Start of MATERIAL TO PROCESS
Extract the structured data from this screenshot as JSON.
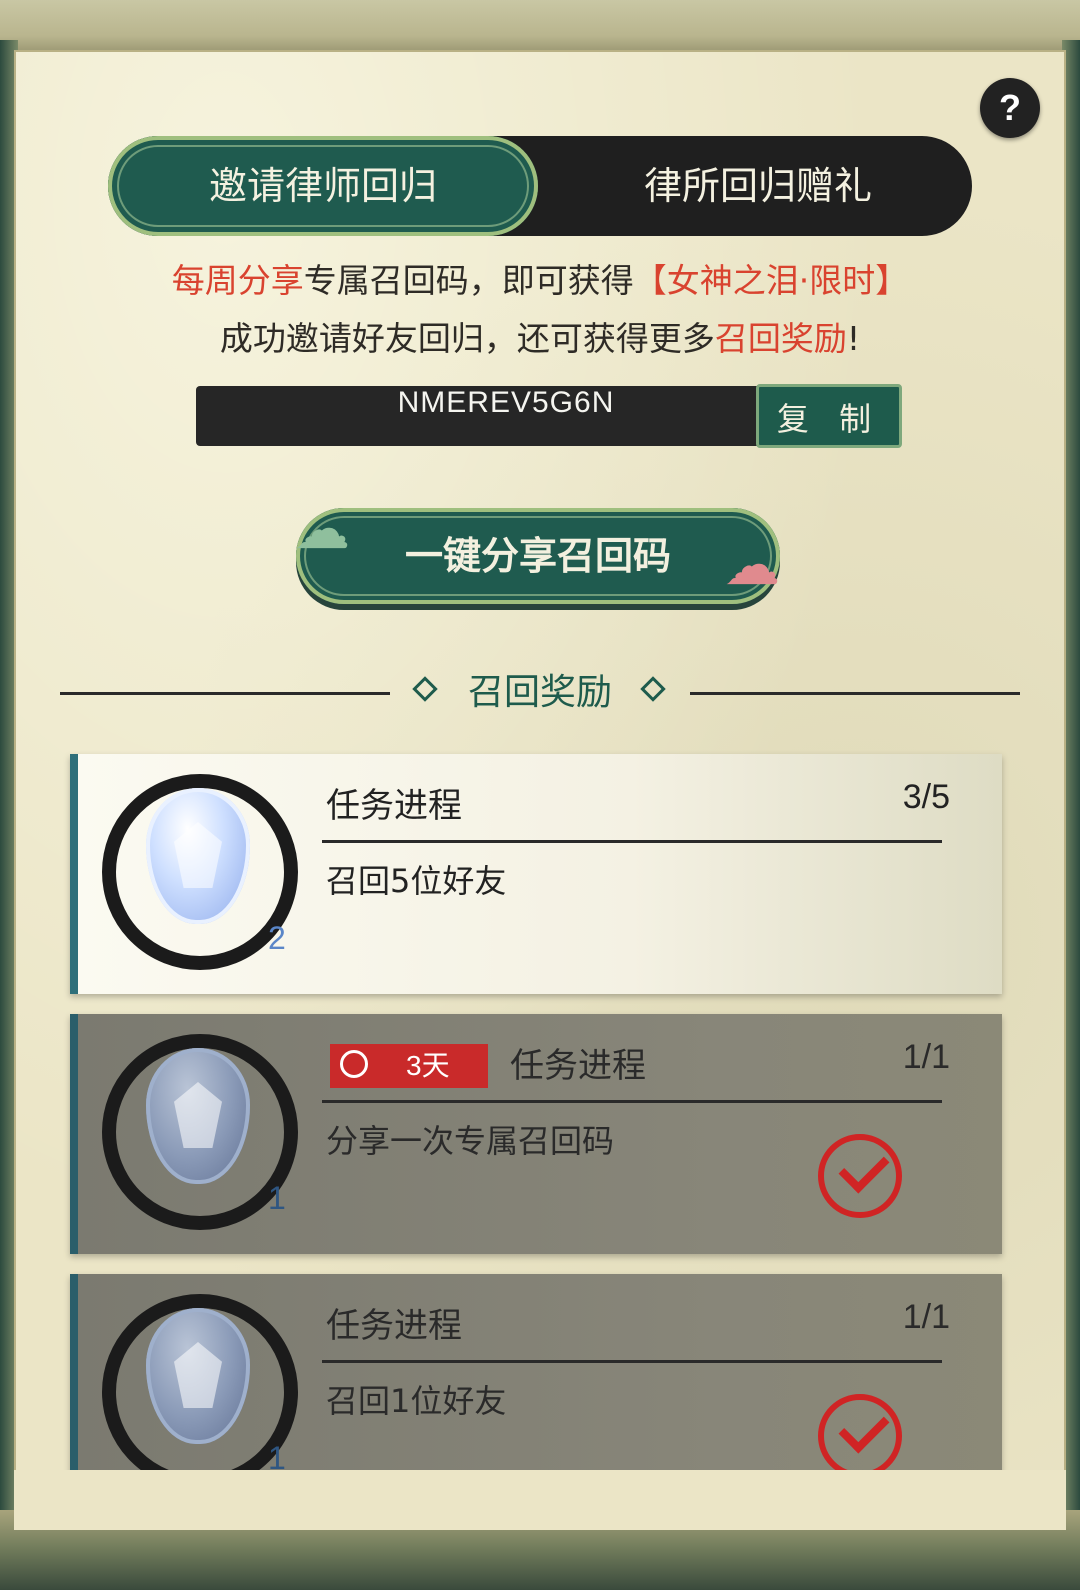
{
  "tabs": [
    {
      "label": "邀请律师回归",
      "active": true
    },
    {
      "label": "律所回归赠礼",
      "active": false
    }
  ],
  "help_label": "?",
  "info": {
    "line1_highlight1": "每周分享",
    "line1_middle": "专属召回码，即可获得",
    "line1_highlight2": "【女神之泪·限时】",
    "line2_prefix": "成功邀请好友回归，还可获得更多",
    "line2_highlight": "召回奖励",
    "line2_suffix": "!"
  },
  "recall_code": "NMEREV5G6N",
  "copy_label": "复 制",
  "share_button_label": "一键分享召回码",
  "section_title": "召回奖励",
  "tasks": [
    {
      "label": "任务进程",
      "progress": "3/5",
      "desc": "召回5位好友",
      "reward_count": "2",
      "completed": false
    },
    {
      "label": "任务进程",
      "progress": "1/1",
      "desc": "分享一次专属召回码",
      "reward_count": "1",
      "completed": true,
      "timer": "3天"
    },
    {
      "label": "任务进程",
      "progress": "1/1",
      "desc": "召回1位好友",
      "reward_count": "1",
      "completed": true
    }
  ],
  "colors": {
    "accent_green": "#1f5b4f",
    "highlight_red": "#d9432f",
    "check_red": "#d02424"
  }
}
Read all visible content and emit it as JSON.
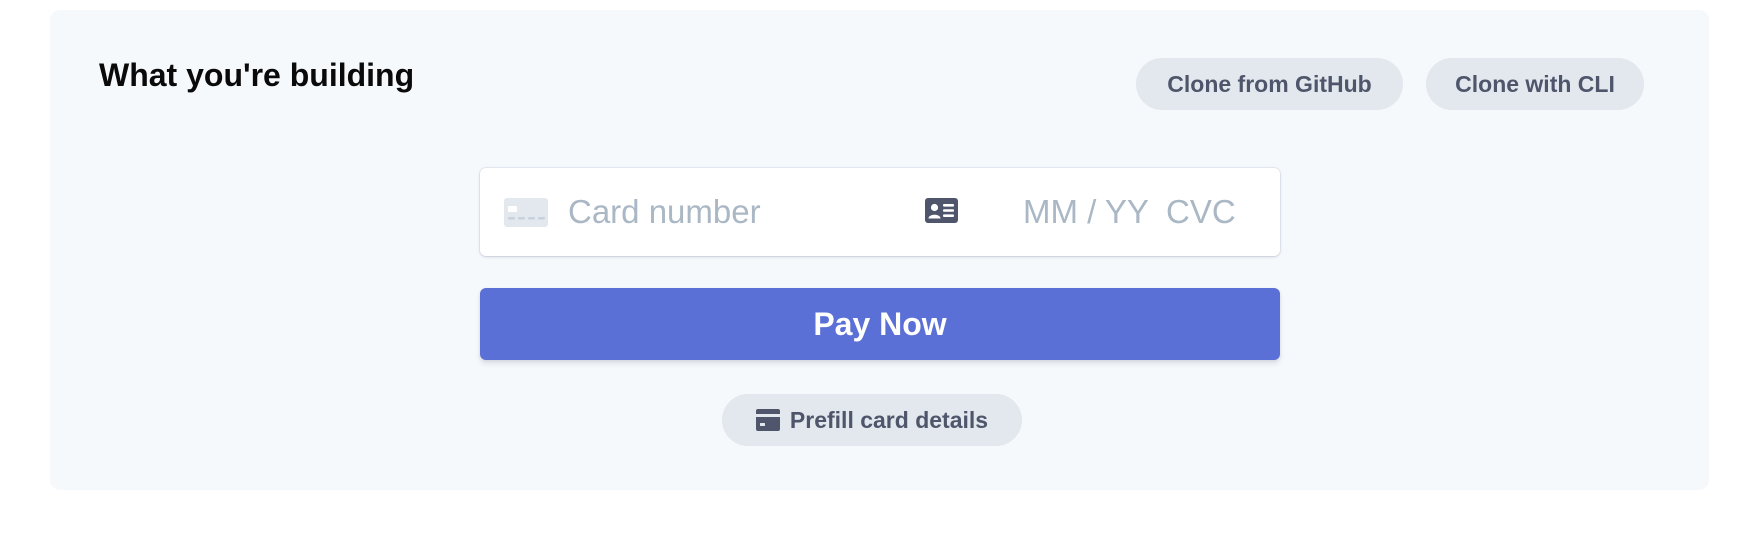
{
  "header": {
    "title": "What you're building",
    "clone_github_label": "Clone from GitHub",
    "clone_cli_label": "Clone with CLI"
  },
  "card_element": {
    "brand_icon": "credit-card-icon",
    "card_number_value": "",
    "card_number_placeholder": "Card number",
    "autofill_icon": "contact-card-icon",
    "expiry_value": "",
    "expiry_placeholder": "MM / YY",
    "cvc_value": "",
    "cvc_placeholder": "CVC"
  },
  "pay_button": {
    "label": "Pay Now"
  },
  "prefill_button": {
    "icon": "credit-card-icon",
    "label": "Prefill card details"
  },
  "colors": {
    "panel_background": "#f6f9fc",
    "accent": "#5a70d6",
    "pill_background": "#e3e8ee",
    "pill_text": "#4f566b",
    "placeholder": "#aab7c4"
  }
}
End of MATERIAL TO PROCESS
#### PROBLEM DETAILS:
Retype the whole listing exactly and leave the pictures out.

#### ANSWER FOR THIS EXERCISE:
Extract the structured data from this screenshot as JSON.
{
  "tabs": [
    {
      "label": "邀请律师回归",
      "active": true
    },
    {
      "label": "律所回归赠礼",
      "active": false
    }
  ],
  "help_label": "?",
  "info": {
    "line1_highlight1": "每周分享",
    "line1_middle": "专属召回码，即可获得",
    "line1_highlight2": "【女神之泪·限时】",
    "line2_prefix": "成功邀请好友回归，还可获得更多",
    "line2_highlight": "召回奖励",
    "line2_suffix": "!"
  },
  "recall_code": "NMEREV5G6N",
  "copy_label": "复 制",
  "share_button_label": "一键分享召回码",
  "section_title": "召回奖励",
  "tasks": [
    {
      "label": "任务进程",
      "progress": "3/5",
      "desc": "召回5位好友",
      "reward_count": "2",
      "completed": false
    },
    {
      "label": "任务进程",
      "progress": "1/1",
      "desc": "分享一次专属召回码",
      "reward_count": "1",
      "completed": true,
      "timer": "3天"
    },
    {
      "label": "任务进程",
      "progress": "1/1",
      "desc": "召回1位好友",
      "reward_count": "1",
      "completed": true
    }
  ],
  "colors": {
    "accent_green": "#1f5b4f",
    "highlight_red": "#d9432f",
    "check_red": "#d02424"
  }
}
Read all visible content and emit it as JSON.
{
  "header": {
    "title": "What you're building",
    "clone_github_label": "Clone from GitHub",
    "clone_cli_label": "Clone with CLI"
  },
  "card_element": {
    "brand_icon": "credit-card-icon",
    "card_number_value": "",
    "card_number_placeholder": "Card number",
    "autofill_icon": "contact-card-icon",
    "expiry_value": "",
    "expiry_placeholder": "MM / YY",
    "cvc_value": "",
    "cvc_placeholder": "CVC"
  },
  "pay_button": {
    "label": "Pay Now"
  },
  "prefill_button": {
    "icon": "credit-card-icon",
    "label": "Prefill card details"
  },
  "colors": {
    "panel_background": "#f6f9fc",
    "accent": "#5a70d6",
    "pill_background": "#e3e8ee",
    "pill_text": "#4f566b",
    "placeholder": "#aab7c4"
  }
}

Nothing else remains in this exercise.